== Segment start ==
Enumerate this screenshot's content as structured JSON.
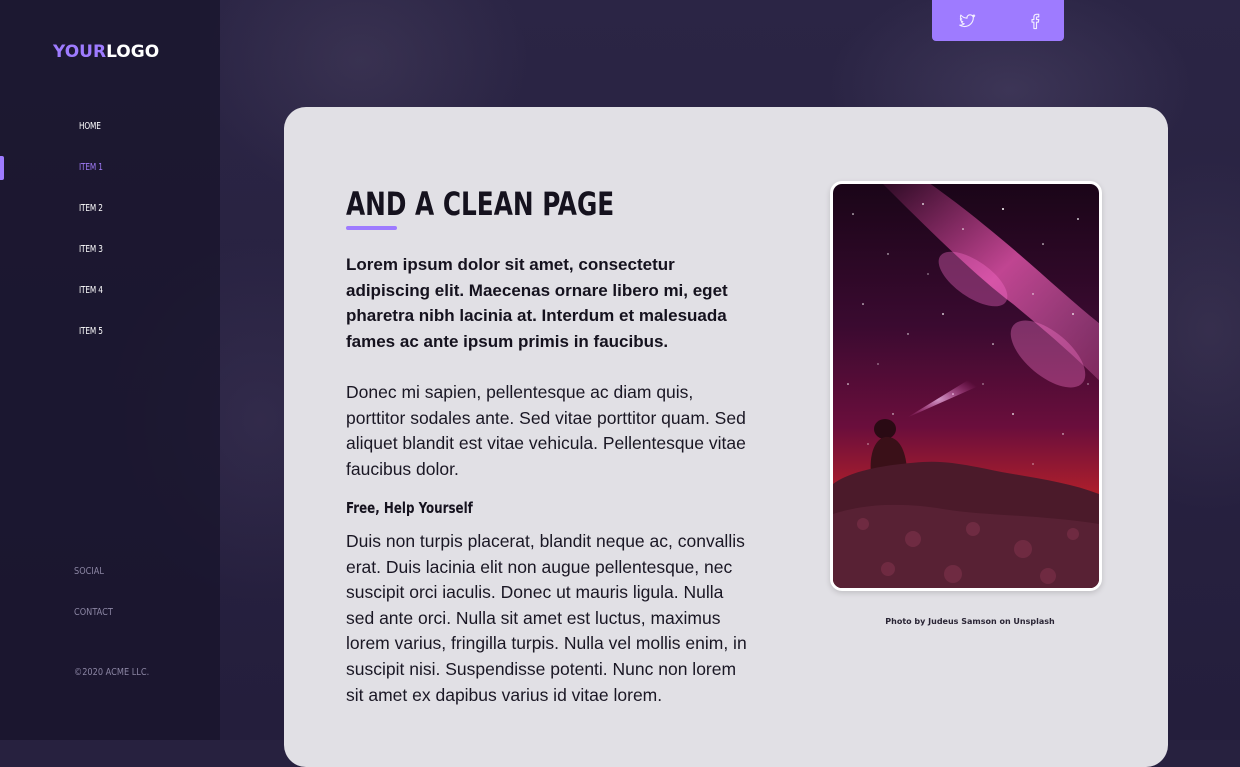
{
  "logo": {
    "part1": "YOUR",
    "part2": "LOGO"
  },
  "nav": {
    "items": [
      {
        "label": "HOME"
      },
      {
        "label": "ITEM 1"
      },
      {
        "label": "ITEM 2"
      },
      {
        "label": "ITEM 3"
      },
      {
        "label": "ITEM 4"
      },
      {
        "label": "ITEM 5"
      }
    ],
    "active_index": 1
  },
  "footer": {
    "social_label": "SOCIAL",
    "contact_label": "CONTACT",
    "copyright": "©2020 ACME LLC."
  },
  "social": {
    "icons": [
      "twitter-icon",
      "facebook-icon"
    ]
  },
  "content": {
    "title": "AND A CLEAN PAGE",
    "lead": "Lorem ipsum dolor sit amet, consectetur adipiscing elit. Maecenas ornare libero mi, eget pharetra nibh lacinia at. Interdum et malesuada fames ac ante ipsum primis in faucibus.",
    "paragraph1": "Donec mi sapien, pellentesque ac diam quis, porttitor sodales ante. Sed vitae porttitor quam. Sed aliquet blandit est vitae vehicula. Pellentesque vitae faucibus dolor.",
    "subheading": "Free, Help Yourself",
    "paragraph2": "Duis non turpis placerat, blandit neque ac, convallis erat. Duis lacinia elit non augue pellentesque, nec suscipit orci iaculis. Donec ut mauris ligula. Nulla sed ante orci. Nulla sit amet est luctus, maximus lorem varius, fringilla turpis. Nulla vel mollis enim, in suscipit nisi. Suspendisse potenti. Nunc non lorem sit amet ex dapibus varius id vitae lorem.",
    "photo_caption": "Photo by Judeus Samson on Unsplash"
  },
  "colors": {
    "accent": "#9e7bff",
    "background": "#27213f",
    "card": "#e1e0e5",
    "text": "#15121e"
  }
}
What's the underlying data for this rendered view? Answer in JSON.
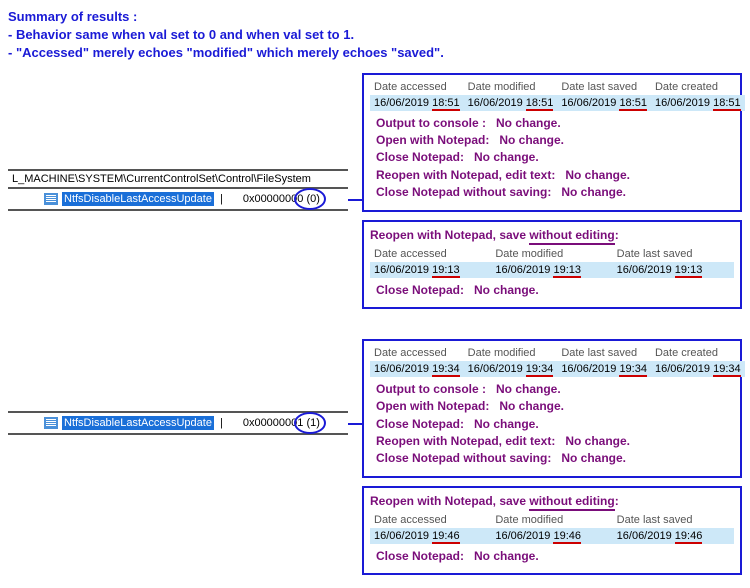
{
  "summary": {
    "title": "Summary of results :",
    "line1": "- Behavior same when val set to 0 and when val set to 1.",
    "line2": "- \"Accessed\" merely echoes \"modified\" which merely echoes \"saved\"."
  },
  "registry": {
    "path": "L_MACHINE\\SYSTEM\\CurrentControlSet\\Control\\FileSystem",
    "name": "NtfsDisableLastAccessUpdate",
    "sep": "|",
    "val0": "0x00000000 (0)",
    "val1": "0x00000001 (1)"
  },
  "headers": {
    "accessed": "Date accessed",
    "modified": "Date modified",
    "saved": "Date last saved",
    "created": "Date created"
  },
  "labels": {
    "output": "Output to console :",
    "open": "Open with Notepad:",
    "close": "Close Notepad:",
    "reopen_edit": "Reopen with Notepad, edit text:",
    "close_nosave": "Close Notepad without saving:",
    "reopen_save_noedit_prefix": "Reopen with Notepad, save ",
    "reopen_save_noedit_under": "without editing",
    "reopen_save_noedit_suffix": ":",
    "nochange": "No change."
  },
  "block0": {
    "row1": {
      "date": "16/06/2019",
      "time": "18:51"
    },
    "row2": {
      "date": "16/06/2019",
      "time": "19:13"
    }
  },
  "block1": {
    "row1": {
      "date": "16/06/2019",
      "time": "19:34"
    },
    "row2": {
      "date": "16/06/2019",
      "time": "19:46"
    }
  }
}
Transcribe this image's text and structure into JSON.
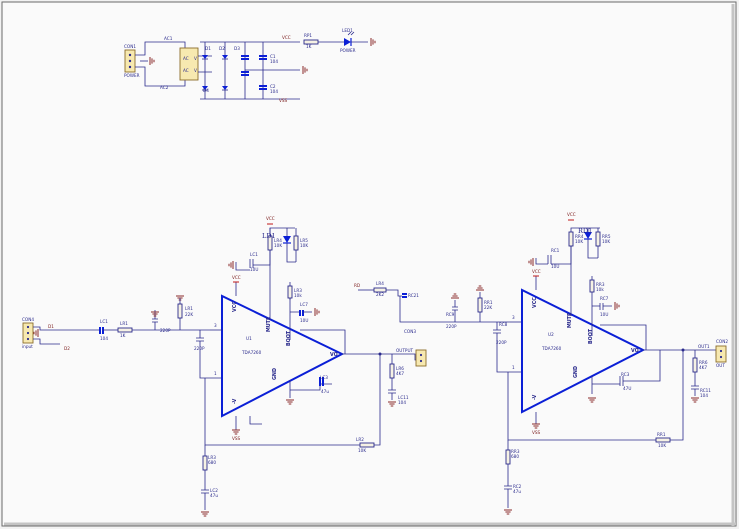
{
  "power": {
    "connector": "CON1",
    "connector_sub": "POWER",
    "ac_top": "AC1",
    "ac_bottom": "AC2",
    "diodes": [
      "D1",
      "D2",
      "D3",
      "D4"
    ],
    "caps_top": [
      "C1",
      "C2"
    ],
    "cap_values_top": [
      "104",
      "104"
    ],
    "vcc": "VCC",
    "vss": "VSS",
    "rp1": "RP1",
    "rp1_val": "1K",
    "led": "LED1",
    "led_sub": "POWER"
  },
  "ch1": {
    "in_conn": "CON4",
    "in_label": "input",
    "r1": "LR1",
    "r1_val": "1K",
    "cin": "LC1",
    "cin_val": "104",
    "ic": "TDA7260",
    "ic_ref": "U1",
    "ld": "LD1",
    "r_led": "LR4",
    "r_led_val": "10K",
    "r_led2": "LR5",
    "r_led2_val": "10K",
    "c_boot": "LC3",
    "c_boot_val": "47u",
    "out_label": "OUTPUT",
    "r_fb": "LR2",
    "r_fb_val": "10K",
    "r_gnd": "LR3",
    "r_gnd_val": "680",
    "c_gnd": "LC2",
    "c_gnd_val": "47u",
    "c_in2_val": "220P",
    "pins": {
      "vcc": "VCC",
      "mute": "MUTE",
      "boot": "BOOT",
      "gnd": "GND",
      "vo": "VO",
      "n3": "3",
      "n1": "1",
      "n14": "14"
    }
  },
  "ch2": {
    "link_label": "RD1",
    "c_link": "RC21",
    "ic": "TDA7260",
    "ic_ref": "U2",
    "rd": "RD1",
    "out_label": "OUT1",
    "out_conn": "CON2",
    "out_conn_sub": "OUT",
    "r_fb": "RR1",
    "r_fb_val": "10K",
    "r_gnd": "RR3",
    "r_gnd_val": "680",
    "c_gnd": "RC2",
    "c_gnd_val": "47u",
    "c_in_val": "220P",
    "vcc": "VCC"
  }
}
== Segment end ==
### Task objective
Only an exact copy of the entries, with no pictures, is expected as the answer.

### Task output
Enumerate this screenshot's content as structured JSON.
{
  "logo": {
    "part1": "YOUR",
    "part2": "LOGO"
  },
  "nav": {
    "items": [
      {
        "label": "HOME"
      },
      {
        "label": "ITEM 1"
      },
      {
        "label": "ITEM 2"
      },
      {
        "label": "ITEM 3"
      },
      {
        "label": "ITEM 4"
      },
      {
        "label": "ITEM 5"
      }
    ],
    "active_index": 1
  },
  "footer": {
    "social_label": "SOCIAL",
    "contact_label": "CONTACT",
    "copyright": "©2020 ACME LLC."
  },
  "social": {
    "icons": [
      "twitter-icon",
      "facebook-icon"
    ]
  },
  "content": {
    "title": "AND A CLEAN PAGE",
    "lead": "Lorem ipsum dolor sit amet, consectetur adipiscing elit. Maecenas ornare libero mi, eget pharetra nibh lacinia at. Interdum et malesuada fames ac ante ipsum primis in faucibus.",
    "paragraph1": "Donec mi sapien, pellentesque ac diam quis, porttitor sodales ante. Sed vitae porttitor quam. Sed aliquet blandit est vitae vehicula. Pellentesque vitae faucibus dolor.",
    "subheading": "Free, Help Yourself",
    "paragraph2": "Duis non turpis placerat, blandit neque ac, convallis erat. Duis lacinia elit non augue pellentesque, nec suscipit orci iaculis. Donec ut mauris ligula. Nulla sed ante orci. Nulla sit amet est luctus, maximus lorem varius, fringilla turpis. Nulla vel mollis enim, in suscipit nisi. Suspendisse potenti. Nunc non lorem sit amet ex dapibus varius id vitae lorem.",
    "photo_caption": "Photo by Judeus Samson on Unsplash"
  },
  "colors": {
    "accent": "#9e7bff",
    "background": "#27213f",
    "card": "#e1e0e5",
    "text": "#15121e"
  }
}
What's the underlying data for this rendered view? Answer in JSON.
{
  "summary": {
    "title": "Summary of results :",
    "line1": "- Behavior same when val set to 0 and when val set to 1.",
    "line2": "- \"Accessed\" merely echoes \"modified\" which merely echoes \"saved\"."
  },
  "registry": {
    "path": "L_MACHINE\\SYSTEM\\CurrentControlSet\\Control\\FileSystem",
    "name": "NtfsDisableLastAccessUpdate",
    "sep": "|",
    "val0": "0x00000000 (0)",
    "val1": "0x00000001 (1)"
  },
  "headers": {
    "accessed": "Date accessed",
    "modified": "Date modified",
    "saved": "Date last saved",
    "created": "Date created"
  },
  "labels": {
    "output": "Output to console :",
    "open": "Open with Notepad:",
    "close": "Close Notepad:",
    "reopen_edit": "Reopen with Notepad, edit text:",
    "close_nosave": "Close Notepad without saving:",
    "reopen_save_noedit_prefix": "Reopen with Notepad, save ",
    "reopen_save_noedit_under": "without editing",
    "reopen_save_noedit_suffix": ":",
    "nochange": "No change."
  },
  "block0": {
    "row1": {
      "date": "16/06/2019",
      "time": "18:51"
    },
    "row2": {
      "date": "16/06/2019",
      "time": "19:13"
    }
  },
  "block1": {
    "row1": {
      "date": "16/06/2019",
      "time": "19:34"
    },
    "row2": {
      "date": "16/06/2019",
      "time": "19:46"
    }
  }
}
Transcribe this image's text and structure into JSON.
{
  "power": {
    "connector": "CON1",
    "connector_sub": "POWER",
    "ac_top": "AC1",
    "ac_bottom": "AC2",
    "diodes": [
      "D1",
      "D2",
      "D3",
      "D4"
    ],
    "caps_top": [
      "C1",
      "C2"
    ],
    "cap_values_top": [
      "104",
      "104"
    ],
    "vcc": "VCC",
    "vss": "VSS",
    "rp1": "RP1",
    "rp1_val": "1K",
    "led": "LED1",
    "led_sub": "POWER"
  },
  "ch1": {
    "in_conn": "CON4",
    "in_label": "input",
    "r1": "LR1",
    "r1_val": "1K",
    "cin": "LC1",
    "cin_val": "104",
    "ic": "TDA7260",
    "ic_ref": "U1",
    "ld": "LD1",
    "r_led": "LR4",
    "r_led_val": "10K",
    "r_led2": "LR5",
    "r_led2_val": "10K",
    "c_boot": "LC3",
    "c_boot_val": "47u",
    "out_label": "OUTPUT",
    "r_fb": "LR2",
    "r_fb_val": "10K",
    "r_gnd": "LR3",
    "r_gnd_val": "680",
    "c_gnd": "LC2",
    "c_gnd_val": "47u",
    "c_in2_val": "220P",
    "pins": {
      "vcc": "VCC",
      "mute": "MUTE",
      "boot": "BOOT",
      "gnd": "GND",
      "vo": "VO",
      "n3": "3",
      "n1": "1",
      "n14": "14"
    }
  },
  "ch2": {
    "link_label": "RD1",
    "c_link": "RC21",
    "ic": "TDA7260",
    "ic_ref": "U2",
    "rd": "RD1",
    "out_label": "OUT1",
    "out_conn": "CON2",
    "out_conn_sub": "OUT",
    "r_fb": "RR1",
    "r_fb_val": "10K",
    "r_gnd": "RR3",
    "r_gnd_val": "680",
    "c_gnd": "RC2",
    "c_gnd_val": "47u",
    "c_in_val": "220P",
    "vcc": "VCC"
  }
}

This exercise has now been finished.